I love to blog, argue about serial commas on LinkedIn and find out what my friends are up to on Facebook. But I don’t get Twitter.
I tweet mostly about new posts, which don’t happen frequently enough to stake my territory. I tried to feel more part of the gang by tweeting more about my upcoming book, Write like you talk–only better.
The trouble with Tweetdeck
I even got around to moving to Tweetdeck. Mind you, I have to keep turning it off, as the sounds and flashes interfere with my concentration.
Sadly, I couldn’t stick to my plan to tweet about the book several times a day, excited though I am.
After all, I don’t yet have a place to send people to buy the book, my tweets weren’t all that profound and they didn’t attract many new followers who weren’t looking to hawk nude photos, singles events or other stuff I’m not interested in.
The angst of selling
Besides, I always feel people should come to me and beg me to work, which may be part of the reason my billings were down last year. It’s a miracle I have run my own business for more than 15 years, bought a house and raised two kids, mostly on my own.
I detest hard sales, which is why I love the content marketing philosophy and blogging so much.
So I stopped the buy-my-book tweets.
The lack of time
I don’t know where they find the time to tweet, let alone do all that reading. Don’t get me wrong. I’m a big reader. But by the time I get through my emailed posts and my RSS feeds, the good stuff has already been hyper-tweeted.
Then there’s all the time consumed by clients, book revising, worrying about my son’s dodgy school attendance and the rest of my life.

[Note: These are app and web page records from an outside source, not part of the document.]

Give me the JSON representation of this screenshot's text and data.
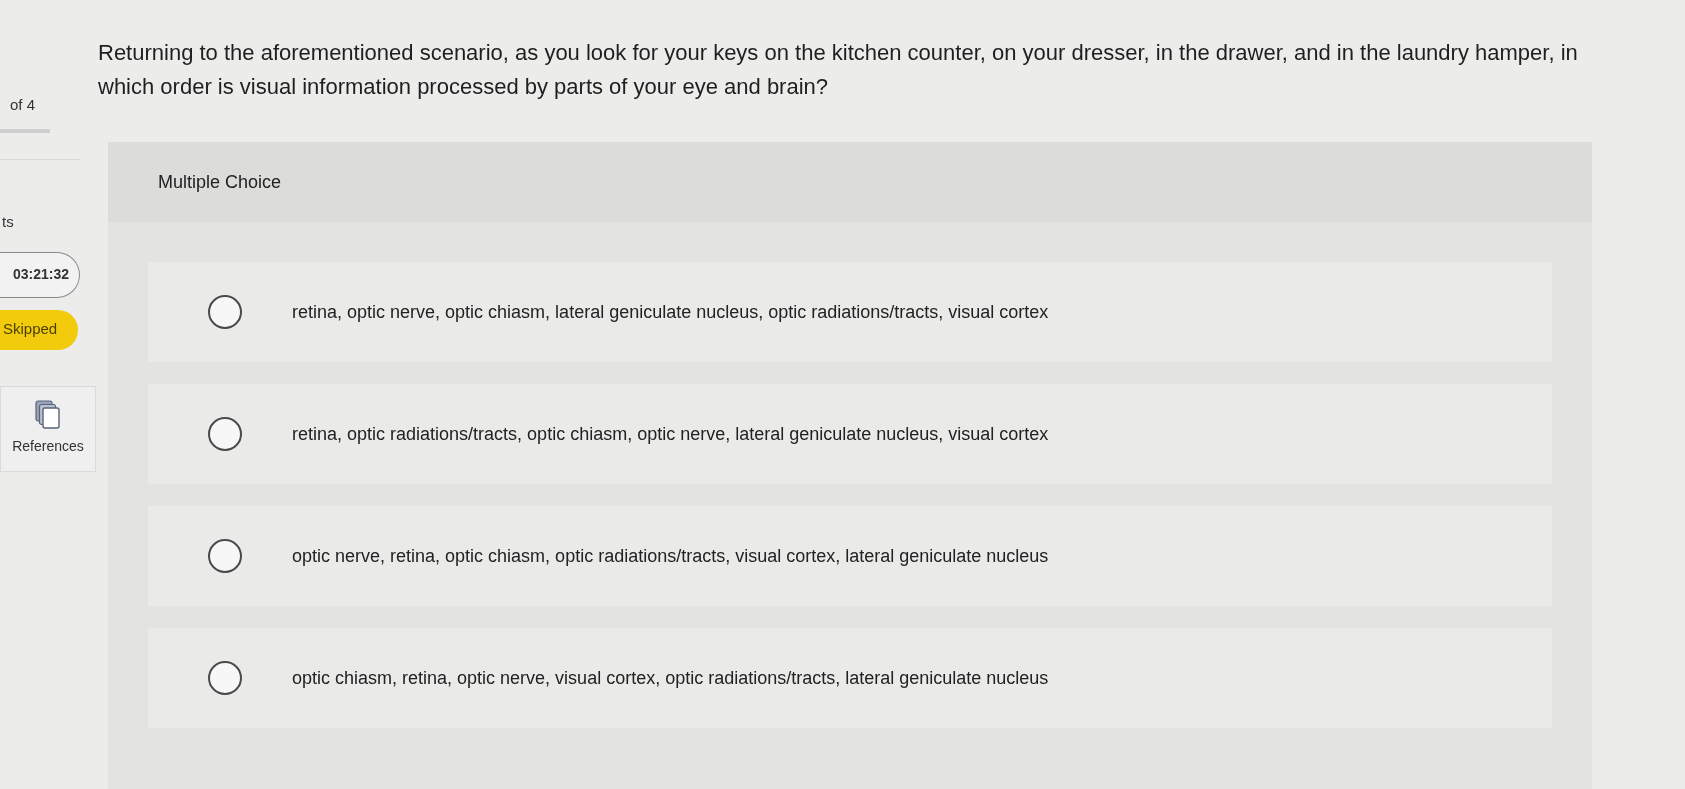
{
  "sidebar": {
    "progress_text": "of 4",
    "points_label": "ts",
    "timer": "03:21:32",
    "status_badge": "Skipped",
    "references_button": {
      "label": "References"
    }
  },
  "question": {
    "text": "Returning to the aforementioned scenario, as you look for your keys on the kitchen counter, on your dresser, in the drawer, and in the laundry hamper, in which order is visual information processed by parts of your eye and brain?",
    "type_label": "Multiple Choice"
  },
  "options": [
    {
      "label": "retina, optic nerve, optic chiasm, lateral geniculate nucleus, optic radiations/tracts, visual cortex",
      "selected": false
    },
    {
      "label": "retina, optic radiations/tracts, optic chiasm, optic nerve, lateral geniculate nucleus, visual cortex",
      "selected": false
    },
    {
      "label": "optic nerve, retina, optic chiasm, optic radiations/tracts, visual cortex, lateral geniculate nucleus",
      "selected": false
    },
    {
      "label": "optic chiasm, retina, optic nerve, visual cortex, optic radiations/tracts, lateral geniculate nucleus",
      "selected": false
    }
  ]
}
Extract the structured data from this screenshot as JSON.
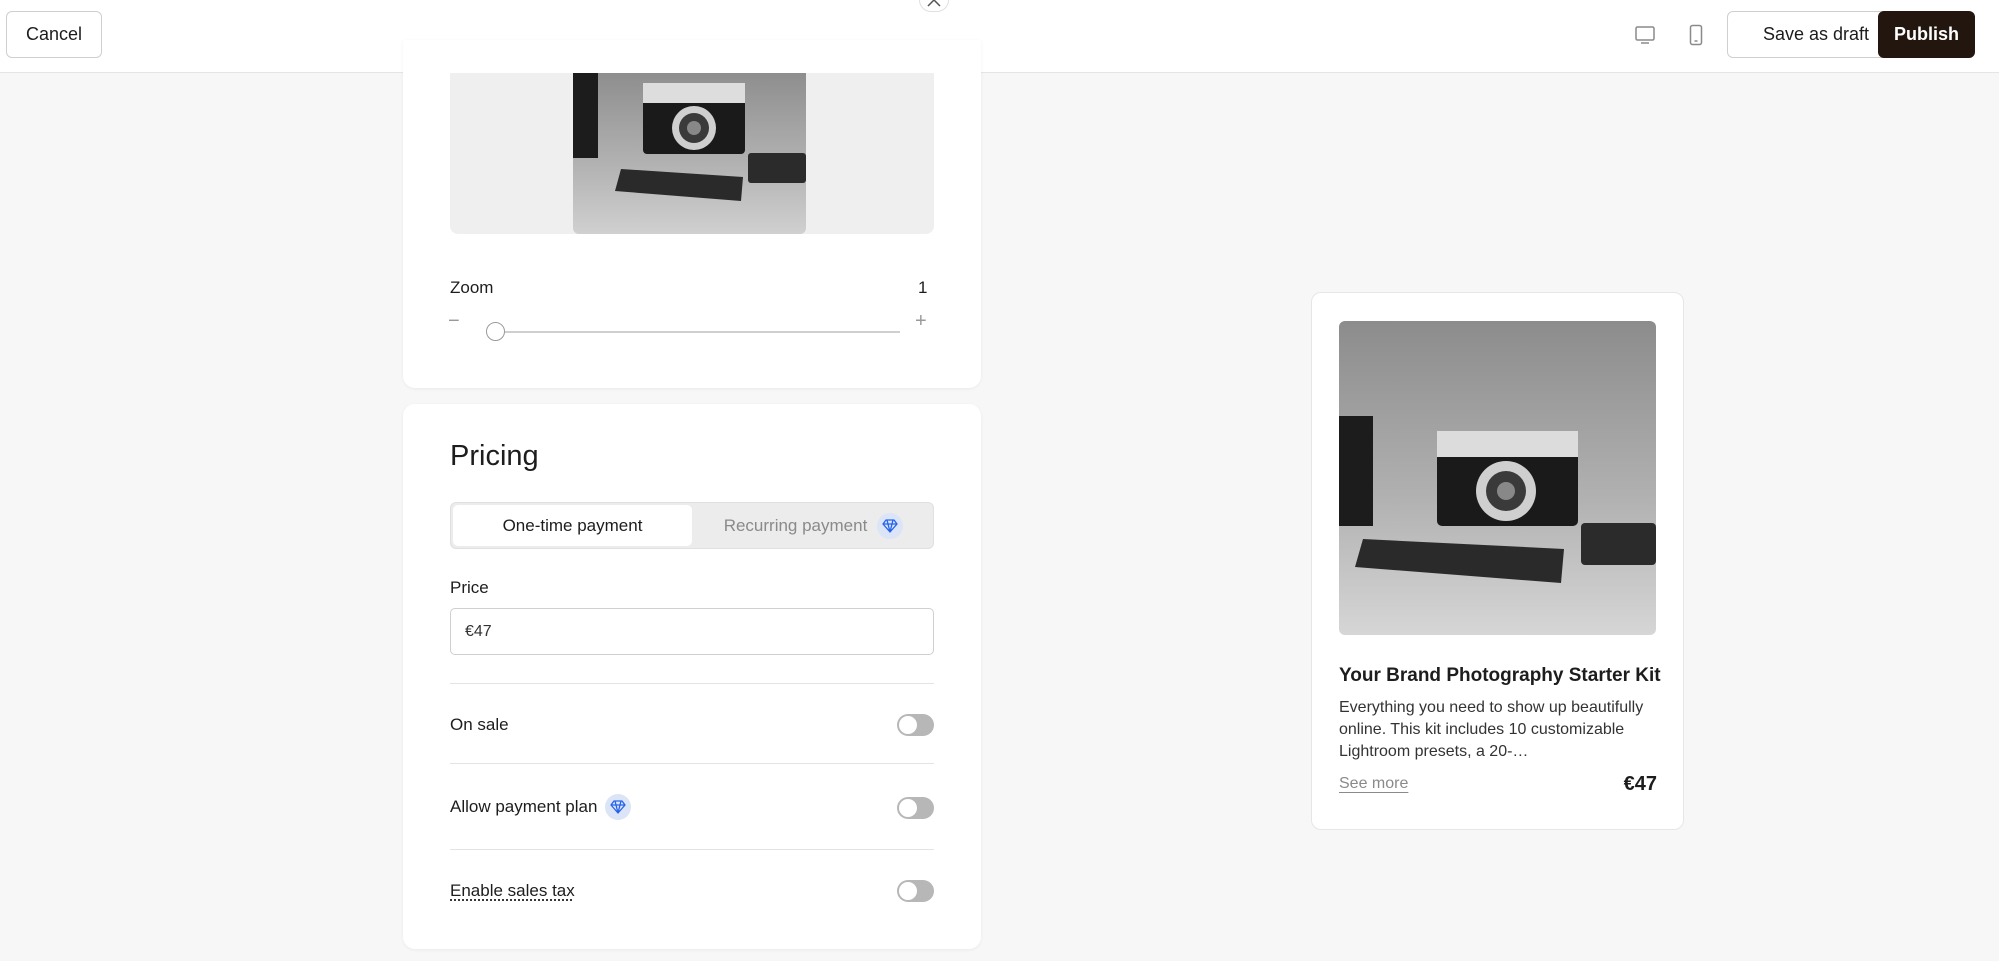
{
  "header": {
    "cancel_label": "Cancel",
    "save_draft_label": "Save as draft",
    "publish_label": "Publish",
    "view_icons": [
      "desktop-icon",
      "mobile-icon"
    ],
    "accent_color": "#23160f"
  },
  "image_editor": {
    "zoom_label": "Zoom",
    "zoom_value": "1",
    "zoom_minus": "−",
    "zoom_plus": "+",
    "zoom_level": 0
  },
  "pricing": {
    "title": "Pricing",
    "payment_types": [
      "One-time payment",
      "Recurring payment"
    ],
    "selected_payment_type": "One-time payment",
    "price_label": "Price",
    "price_value": "€47",
    "options": [
      {
        "label": "On sale",
        "enabled": false
      },
      {
        "label": "Allow payment plan",
        "enabled": false,
        "premium": true
      },
      {
        "label": "Enable sales tax",
        "enabled": false
      }
    ]
  },
  "preview": {
    "title": "Your Brand Photography Starter Kit",
    "description": "Everything you need to show up beautifully online. This kit includes 10 customizable Lightroom presets, a 20-…",
    "see_more": "See more",
    "price": "€47"
  }
}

I’ve told Donna I could spend most of my day exploring her links. Yet she manages to accomplish a lot of billable work and have adventures in the rioting streets of Athens. Must be a super woman.
I was so relieved when I heard Rob Campbell, aka Smojoe, speak this week. Don’t worry about Twitter, he told our group, the Professional Independent Communicators, a bunch of Toronto writers, designers and other indies who belong to the International Association of Business Communicators. Long exhale.
Blogging is where the action is, Rob insisted. Let me confess I’d heard Rob before and hired him to help me, as he puts it, pimp my blog. The plan is to finally turn this time-sucking labor of love into the money-making machine I require to send my daughter on that school trip to Paris and replace my aqua bathroom fixtures.
The funniest part of his presentation was when he parodied the countless social media seminars you’ve probably attended that start with a call to raise your hand if you’re on Twitter, Facebook etcetera, then a bunch of Power Point-disenhanced stats about how they’ve grown.
What have you sold on Twitter today?
Raised hands and stats are always impressive, but they’d be a lot more meaningful if they were in response to questions about what people have accomplished, aside from another way to work for no money and have fun.
Sure, there are lots of excellent examples of social media spurring sales for beer and other products intended for that consumer demographic. But I agree with Rob that the benefits for many of us have been over-hyped. It’s the tulip-mania of 2010.
Social media I love
I’m sticking with blogging because it’s an amazing showcase for writers like me. It should also help me sell my book and give me a forum to discuss the feedback I receive.
I’m staying with Facebook too. Many of my friends are strictly social and don’t really care what I do for a living. I will continue to resist their pleas about Farmville and Mafia Wars, which don’t interest me at all. But the updates, photos and groups are a great way to stay in touch.
I may even spend more time on LinkedIn. I’ve yet to attract any business that way, but I enjoy connecting with people who have the same interests as me. Maybe I’ll find a group to help me live with the aqua bathroom fixtures a little longer.
I’ll continue to tweet my new posts, after 3.00 p.m. on Friday, as a study Cyrus tweeted advised, when people are goofing off and more likely to read and retweet you.
But that’s it, for now anyways. Twitter, you are the acquaintance I talk to briefly and occasionally, not a friend I’m fired up about hanging out with all the time.
Don’t take that personally, Twitter. It’s all about me, not you.
Filed under: 1, Effective Communication Tips, Hear Me Roar | Tagged: content marketing, facebook, International Association of Business Communicators, linkedin, twitter, writers, writing blogs | 1 Comment »